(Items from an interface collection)
+++

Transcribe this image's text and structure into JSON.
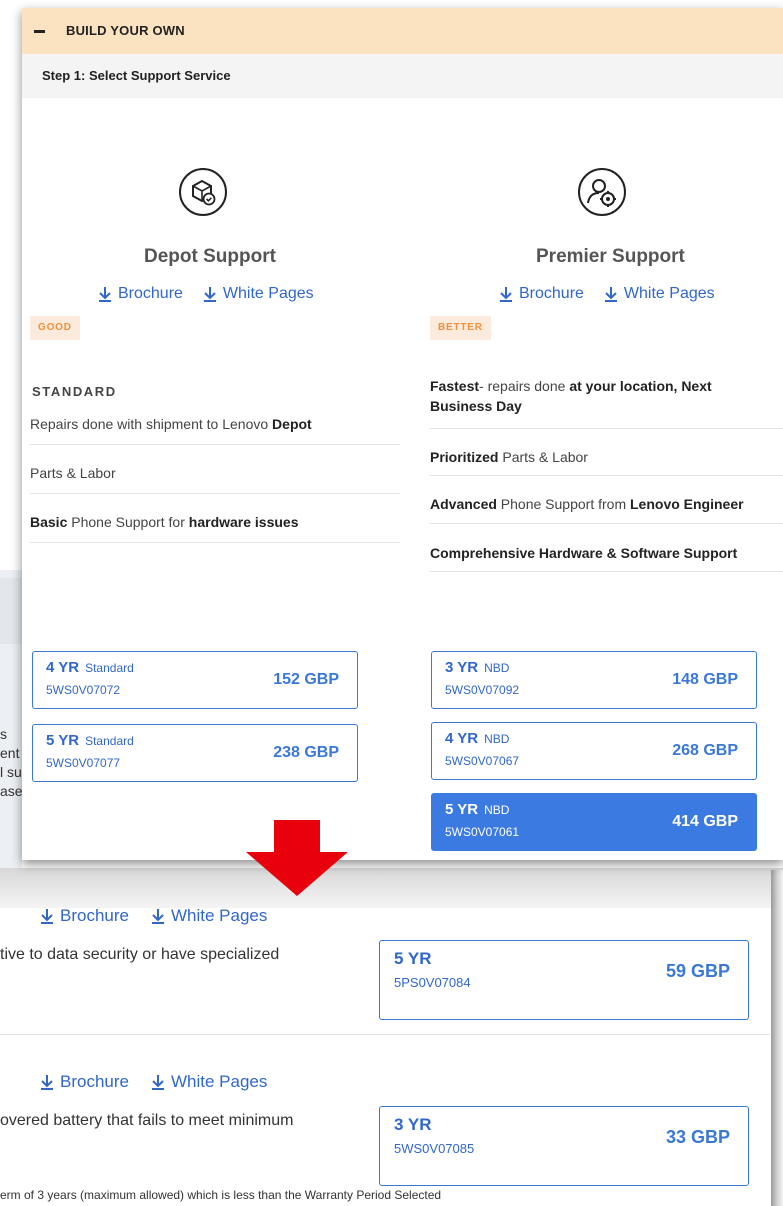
{
  "accordion": {
    "toggle_symbol": "−",
    "title": "BUILD YOUR OWN"
  },
  "step": {
    "label": "Step 1: Select Support Service"
  },
  "links": {
    "brochure": "Brochure",
    "white_pages": "White Pages"
  },
  "services": [
    {
      "name": "Depot Support",
      "icon": "box-check-icon",
      "tier": "GOOD",
      "heading": "STANDARD",
      "features": [
        {
          "pre": "Repairs done with shipment to Lenovo ",
          "bold": "Depot",
          "post": ""
        },
        {
          "pre": "Parts & Labor",
          "bold": "",
          "post": ""
        },
        {
          "pre": "",
          "bold": "Basic",
          "post": " Phone Support for ",
          "bold2": "hardware issues"
        }
      ],
      "options": [
        {
          "years": "4 YR",
          "kind": "Standard",
          "part": "5WS0V07072",
          "price": "152 GBP",
          "selected": false
        },
        {
          "years": "5 YR",
          "kind": "Standard",
          "part": "5WS0V07077",
          "price": "238 GBP",
          "selected": false
        }
      ]
    },
    {
      "name": "Premier Support",
      "icon": "person-gear-icon",
      "tier": "BETTER",
      "features": [
        {
          "b1": "Fastest",
          "t1": "- repairs done ",
          "b2": "at your location, Next Business Day"
        },
        {
          "b1": "Prioritized",
          "t1": " Parts & Labor",
          "b2": ""
        },
        {
          "b1": "Advanced",
          "t1": " Phone Support from ",
          "b2": "Lenovo Engineer"
        },
        {
          "b1": "Comprehensive Hardware & Software Support",
          "t1": "",
          "b2": ""
        }
      ],
      "options": [
        {
          "years": "3 YR",
          "kind": "NBD",
          "part": "5WS0V07092",
          "price": "148 GBP",
          "selected": false
        },
        {
          "years": "4 YR",
          "kind": "NBD",
          "part": "5WS0V07067",
          "price": "268 GBP",
          "selected": false
        },
        {
          "years": "5 YR",
          "kind": "NBD",
          "part": "5WS0V07061",
          "price": "414 GBP",
          "selected": true
        }
      ]
    }
  ],
  "background": {
    "left_fragments": [
      "s",
      "ent",
      "l su",
      "ase"
    ],
    "section_1": {
      "description": "tive to data security or have specialized",
      "option": {
        "years": "5 YR",
        "part": "5PS0V07084",
        "price": "59 GBP"
      }
    },
    "section_2": {
      "description": "overed battery that fails to meet minimum",
      "option": {
        "years": "3 YR",
        "part": "5WS0V07085",
        "price": "33 GBP"
      }
    },
    "footnote": "erm of 3 years (maximum allowed) which is less than the Warranty Period Selected"
  },
  "colors": {
    "accent": "#3a78d8",
    "link": "#3167c7",
    "header_bg": "#fbe3c2",
    "tier_text": "#f0903a",
    "arrow": "#e8000c"
  }
}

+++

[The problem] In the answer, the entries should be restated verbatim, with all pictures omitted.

[Exercise solution]
Transcribe this image's text and structure into JSON.
{
  "accordion": {
    "toggle_symbol": "−",
    "title": "BUILD YOUR OWN"
  },
  "step": {
    "label": "Step 1: Select Support Service"
  },
  "links": {
    "brochure": "Brochure",
    "white_pages": "White Pages"
  },
  "services": [
    {
      "name": "Depot Support",
      "icon": "box-check-icon",
      "tier": "GOOD",
      "heading": "STANDARD",
      "features": [
        {
          "pre": "Repairs done with shipment to Lenovo ",
          "bold": "Depot",
          "post": ""
        },
        {
          "pre": "Parts & Labor",
          "bold": "",
          "post": ""
        },
        {
          "pre": "",
          "bold": "Basic",
          "post": " Phone Support for ",
          "bold2": "hardware issues"
        }
      ],
      "options": [
        {
          "years": "4 YR",
          "kind": "Standard",
          "part": "5WS0V07072",
          "price": "152 GBP",
          "selected": false
        },
        {
          "years": "5 YR",
          "kind": "Standard",
          "part": "5WS0V07077",
          "price": "238 GBP",
          "selected": false
        }
      ]
    },
    {
      "name": "Premier Support",
      "icon": "person-gear-icon",
      "tier": "BETTER",
      "features": [
        {
          "b1": "Fastest",
          "t1": "- repairs done ",
          "b2": "at your location, Next Business Day"
        },
        {
          "b1": "Prioritized",
          "t1": " Parts & Labor",
          "b2": ""
        },
        {
          "b1": "Advanced",
          "t1": " Phone Support from ",
          "b2": "Lenovo Engineer"
        },
        {
          "b1": "Comprehensive Hardware & Software Support",
          "t1": "",
          "b2": ""
        }
      ],
      "options": [
        {
          "years": "3 YR",
          "kind": "NBD",
          "part": "5WS0V07092",
          "price": "148 GBP",
          "selected": false
        },
        {
          "years": "4 YR",
          "kind": "NBD",
          "part": "5WS0V07067",
          "price": "268 GBP",
          "selected": false
        },
        {
          "years": "5 YR",
          "kind": "NBD",
          "part": "5WS0V07061",
          "price": "414 GBP",
          "selected": true
        }
      ]
    }
  ],
  "background": {
    "left_fragments": [
      "s",
      "ent",
      "l su",
      "ase"
    ],
    "section_1": {
      "description": "tive to data security or have specialized",
      "option": {
        "years": "5 YR",
        "part": "5PS0V07084",
        "price": "59 GBP"
      }
    },
    "section_2": {
      "description": "overed battery that fails to meet minimum",
      "option": {
        "years": "3 YR",
        "part": "5WS0V07085",
        "price": "33 GBP"
      }
    },
    "footnote": "erm of 3 years (maximum allowed) which is less than the Warranty Period Selected"
  },
  "colors": {
    "accent": "#3a78d8",
    "link": "#3167c7",
    "header_bg": "#fbe3c2",
    "tier_text": "#f0903a",
    "arrow": "#e8000c"
  }
}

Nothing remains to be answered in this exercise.